---------- INFORMATION SHOWN

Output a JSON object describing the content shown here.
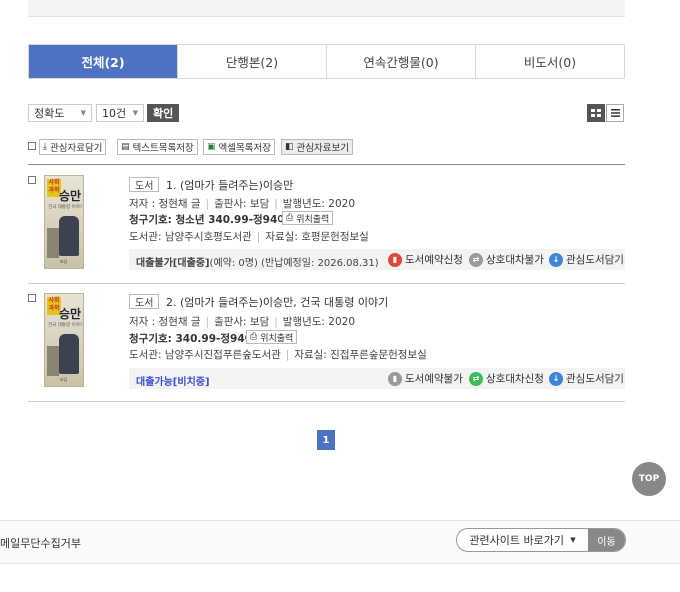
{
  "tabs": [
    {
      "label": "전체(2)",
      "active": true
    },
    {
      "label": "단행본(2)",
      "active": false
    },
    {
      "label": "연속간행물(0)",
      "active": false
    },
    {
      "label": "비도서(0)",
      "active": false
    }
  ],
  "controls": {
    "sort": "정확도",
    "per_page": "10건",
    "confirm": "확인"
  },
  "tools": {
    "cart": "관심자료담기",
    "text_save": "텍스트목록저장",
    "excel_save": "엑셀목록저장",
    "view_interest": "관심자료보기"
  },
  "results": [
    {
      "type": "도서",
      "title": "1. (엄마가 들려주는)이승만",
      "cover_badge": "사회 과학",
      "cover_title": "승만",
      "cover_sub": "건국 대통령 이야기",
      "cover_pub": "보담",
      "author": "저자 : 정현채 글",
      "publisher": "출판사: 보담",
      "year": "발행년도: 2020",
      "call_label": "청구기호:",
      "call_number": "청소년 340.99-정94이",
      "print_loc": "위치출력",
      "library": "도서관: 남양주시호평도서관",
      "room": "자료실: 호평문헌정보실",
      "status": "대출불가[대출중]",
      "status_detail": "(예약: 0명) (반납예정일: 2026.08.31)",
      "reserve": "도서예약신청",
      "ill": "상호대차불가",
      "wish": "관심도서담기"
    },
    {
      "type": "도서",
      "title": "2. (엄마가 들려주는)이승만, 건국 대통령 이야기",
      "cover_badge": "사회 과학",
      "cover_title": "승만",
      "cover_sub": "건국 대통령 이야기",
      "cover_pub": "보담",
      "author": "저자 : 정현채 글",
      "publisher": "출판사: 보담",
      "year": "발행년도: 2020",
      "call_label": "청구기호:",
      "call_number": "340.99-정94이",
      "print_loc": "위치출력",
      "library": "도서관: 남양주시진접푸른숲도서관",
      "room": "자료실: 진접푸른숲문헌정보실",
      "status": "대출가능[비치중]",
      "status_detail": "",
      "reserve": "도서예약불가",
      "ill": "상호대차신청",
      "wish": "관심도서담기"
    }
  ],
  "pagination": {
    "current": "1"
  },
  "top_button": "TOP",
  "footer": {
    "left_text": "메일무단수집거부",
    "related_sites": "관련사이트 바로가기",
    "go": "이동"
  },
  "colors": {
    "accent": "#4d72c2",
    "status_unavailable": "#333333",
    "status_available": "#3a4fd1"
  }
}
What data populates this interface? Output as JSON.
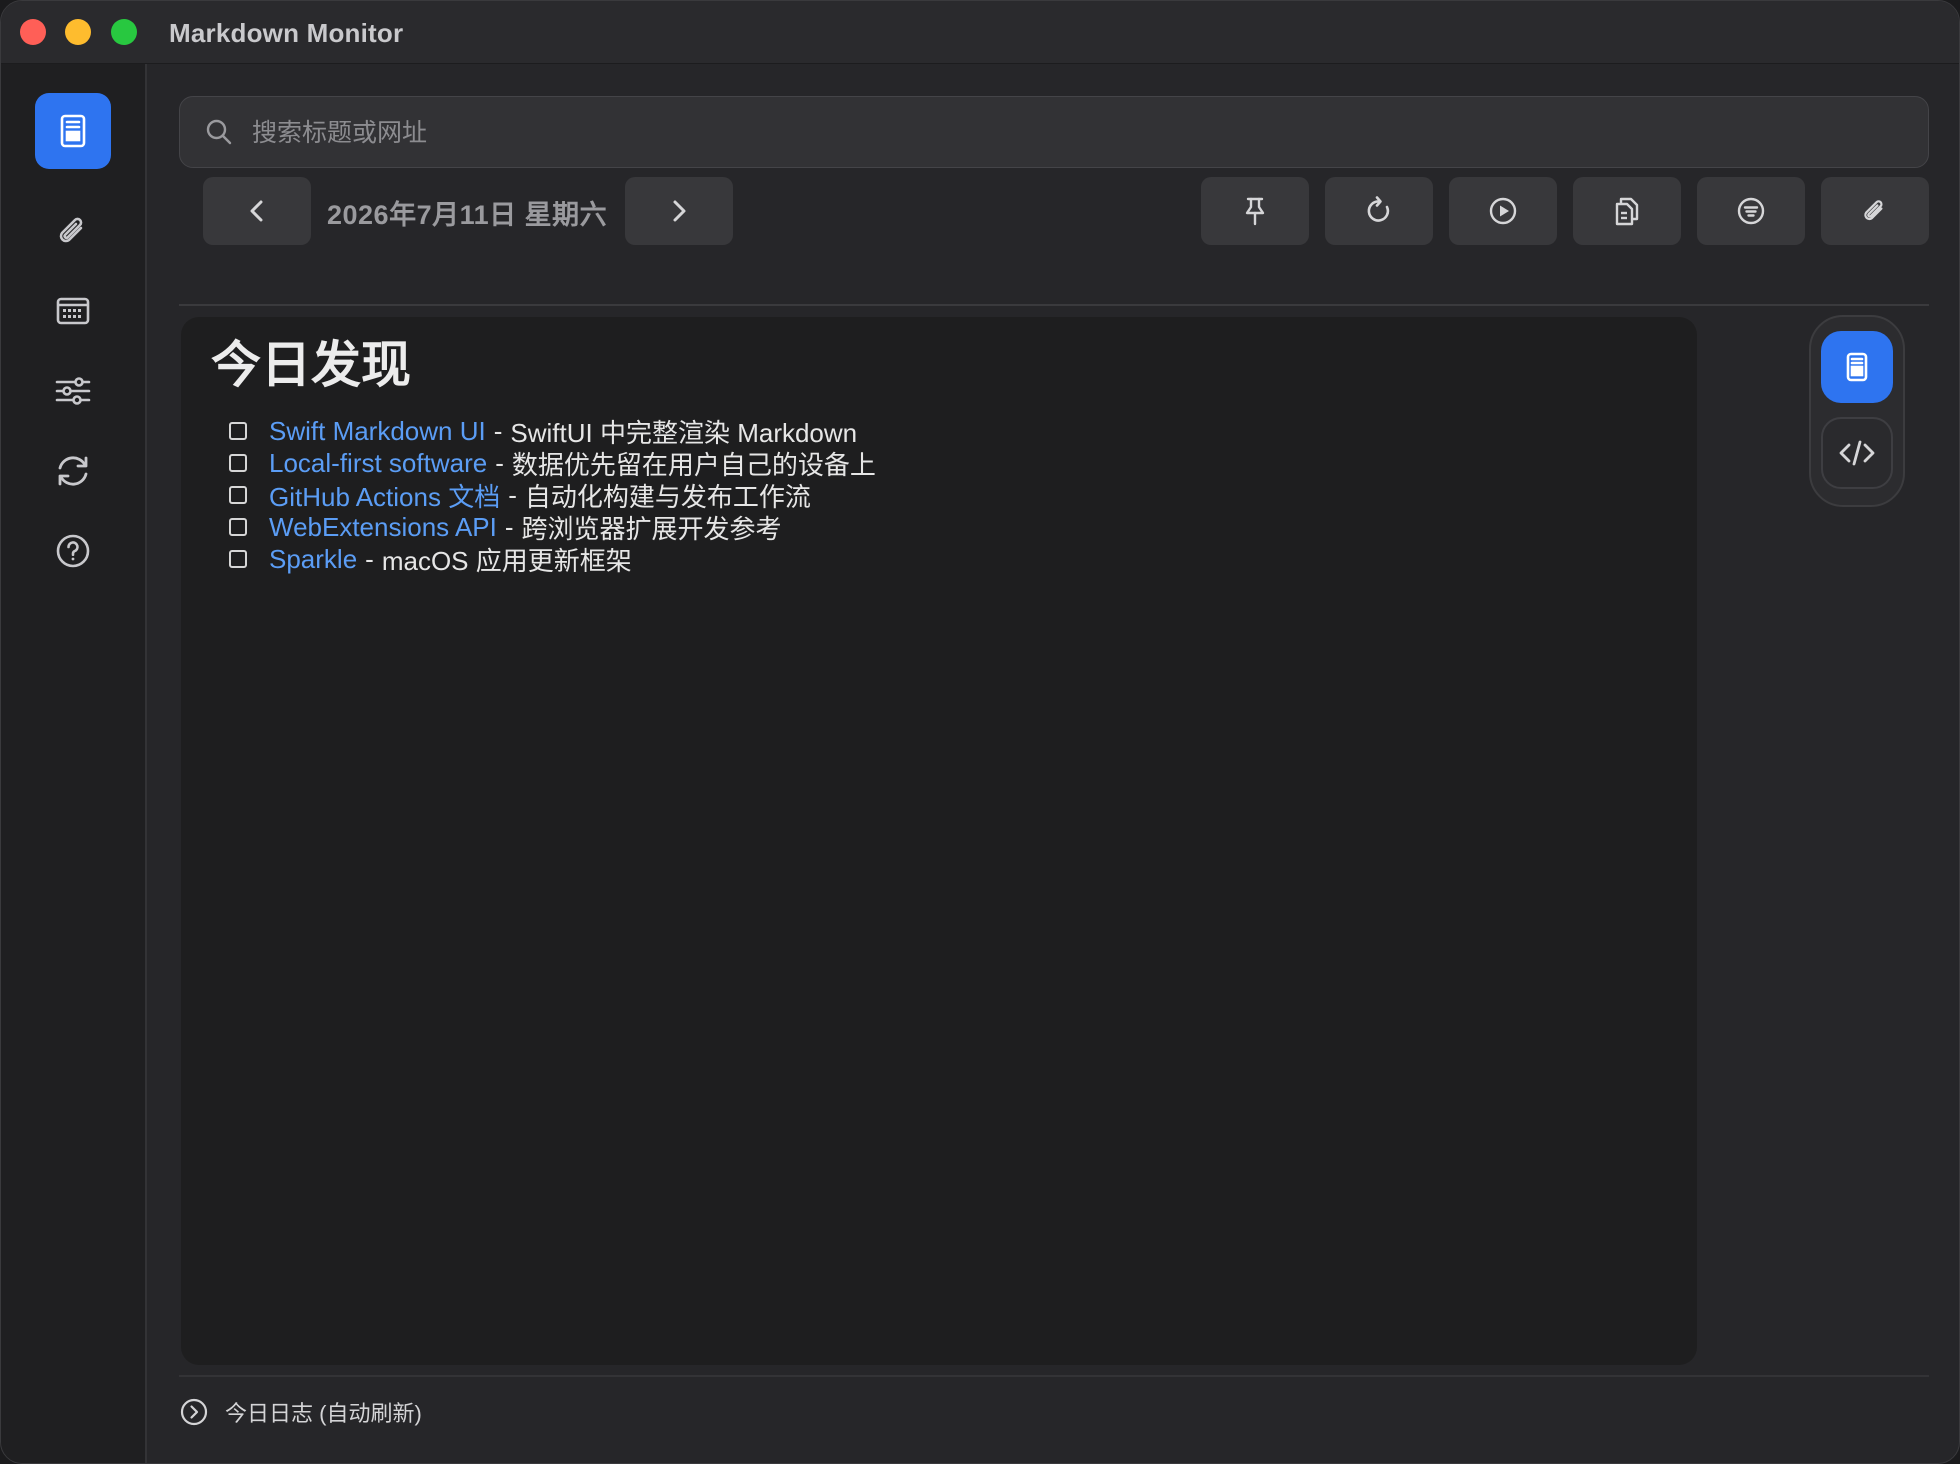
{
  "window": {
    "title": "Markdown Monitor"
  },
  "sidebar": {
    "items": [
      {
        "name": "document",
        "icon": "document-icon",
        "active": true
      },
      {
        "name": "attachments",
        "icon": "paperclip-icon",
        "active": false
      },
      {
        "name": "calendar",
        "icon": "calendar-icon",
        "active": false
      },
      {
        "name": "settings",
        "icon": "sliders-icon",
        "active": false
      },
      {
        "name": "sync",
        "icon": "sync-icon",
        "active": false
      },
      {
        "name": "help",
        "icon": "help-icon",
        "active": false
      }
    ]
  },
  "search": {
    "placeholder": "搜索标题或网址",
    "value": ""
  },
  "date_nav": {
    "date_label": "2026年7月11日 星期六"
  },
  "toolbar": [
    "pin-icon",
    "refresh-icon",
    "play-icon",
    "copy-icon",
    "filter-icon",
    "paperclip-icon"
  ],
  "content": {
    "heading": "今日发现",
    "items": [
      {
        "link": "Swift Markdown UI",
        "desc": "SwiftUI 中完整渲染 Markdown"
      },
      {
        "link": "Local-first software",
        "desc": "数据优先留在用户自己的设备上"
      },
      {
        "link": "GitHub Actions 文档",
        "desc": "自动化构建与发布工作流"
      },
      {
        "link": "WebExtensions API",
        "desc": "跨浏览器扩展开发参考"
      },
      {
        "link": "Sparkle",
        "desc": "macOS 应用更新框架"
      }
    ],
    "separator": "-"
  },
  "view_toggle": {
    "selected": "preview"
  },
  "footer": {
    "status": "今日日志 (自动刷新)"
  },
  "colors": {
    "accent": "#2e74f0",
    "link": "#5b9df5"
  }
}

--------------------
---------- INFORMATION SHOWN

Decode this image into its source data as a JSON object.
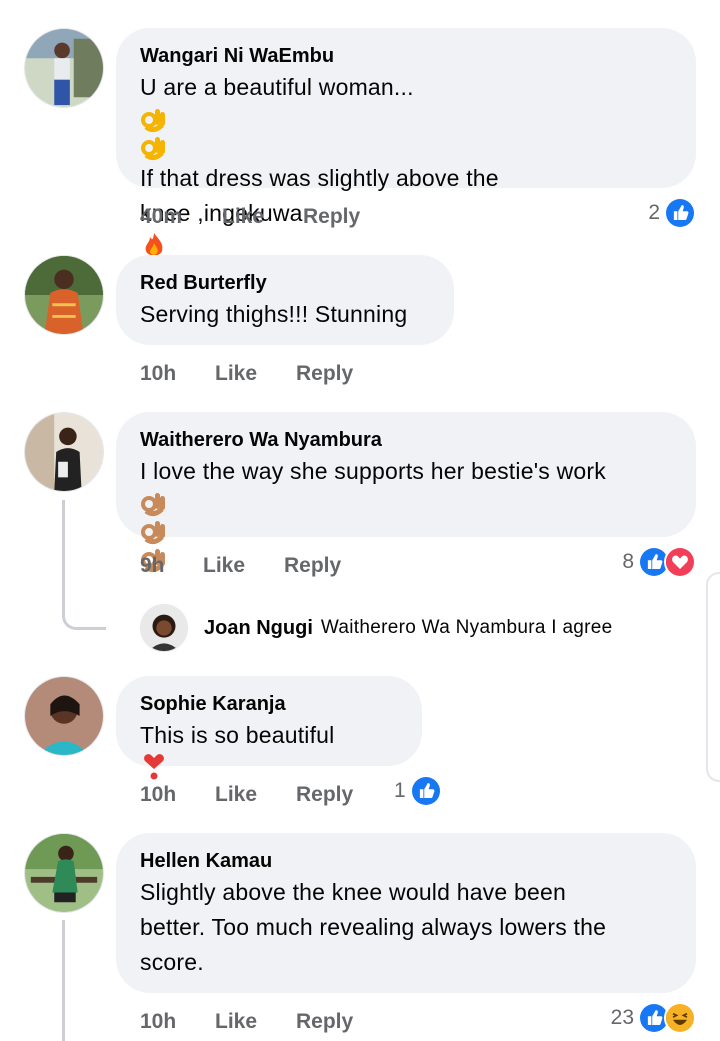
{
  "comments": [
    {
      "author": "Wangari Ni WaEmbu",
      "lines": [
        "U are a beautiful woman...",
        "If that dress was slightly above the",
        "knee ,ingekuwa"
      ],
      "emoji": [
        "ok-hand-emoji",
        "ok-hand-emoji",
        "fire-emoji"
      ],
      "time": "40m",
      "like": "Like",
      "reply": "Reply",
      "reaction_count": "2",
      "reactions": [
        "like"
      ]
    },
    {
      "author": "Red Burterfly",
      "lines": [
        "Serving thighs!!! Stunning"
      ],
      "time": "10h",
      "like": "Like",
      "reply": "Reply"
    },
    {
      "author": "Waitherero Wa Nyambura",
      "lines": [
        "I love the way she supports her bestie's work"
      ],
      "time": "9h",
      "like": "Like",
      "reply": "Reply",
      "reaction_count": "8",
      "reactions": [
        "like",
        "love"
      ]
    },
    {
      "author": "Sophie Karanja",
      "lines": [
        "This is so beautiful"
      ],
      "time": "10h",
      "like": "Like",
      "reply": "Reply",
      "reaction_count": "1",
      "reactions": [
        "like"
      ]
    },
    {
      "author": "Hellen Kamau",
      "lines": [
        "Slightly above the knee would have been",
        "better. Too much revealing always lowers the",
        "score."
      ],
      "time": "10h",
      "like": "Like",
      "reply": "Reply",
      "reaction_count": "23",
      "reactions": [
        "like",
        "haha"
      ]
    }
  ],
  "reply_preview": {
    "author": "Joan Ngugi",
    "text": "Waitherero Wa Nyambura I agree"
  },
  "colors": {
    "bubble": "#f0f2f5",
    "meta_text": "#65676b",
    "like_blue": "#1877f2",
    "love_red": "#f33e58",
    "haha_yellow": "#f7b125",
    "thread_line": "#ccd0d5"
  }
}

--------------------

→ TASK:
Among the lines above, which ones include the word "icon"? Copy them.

→ RESPONSE AREA:
        "icon": "document-icon",
        "icon": "paperclip-icon",
        "icon": "calendar-icon",
        "icon": "sliders-icon",
        "icon": "sync-icon",
        "icon": "help-icon",
    "pin-icon",
    "refresh-icon",
    "play-icon",
    "copy-icon",
    "filter-icon",
    "paperclip-icon"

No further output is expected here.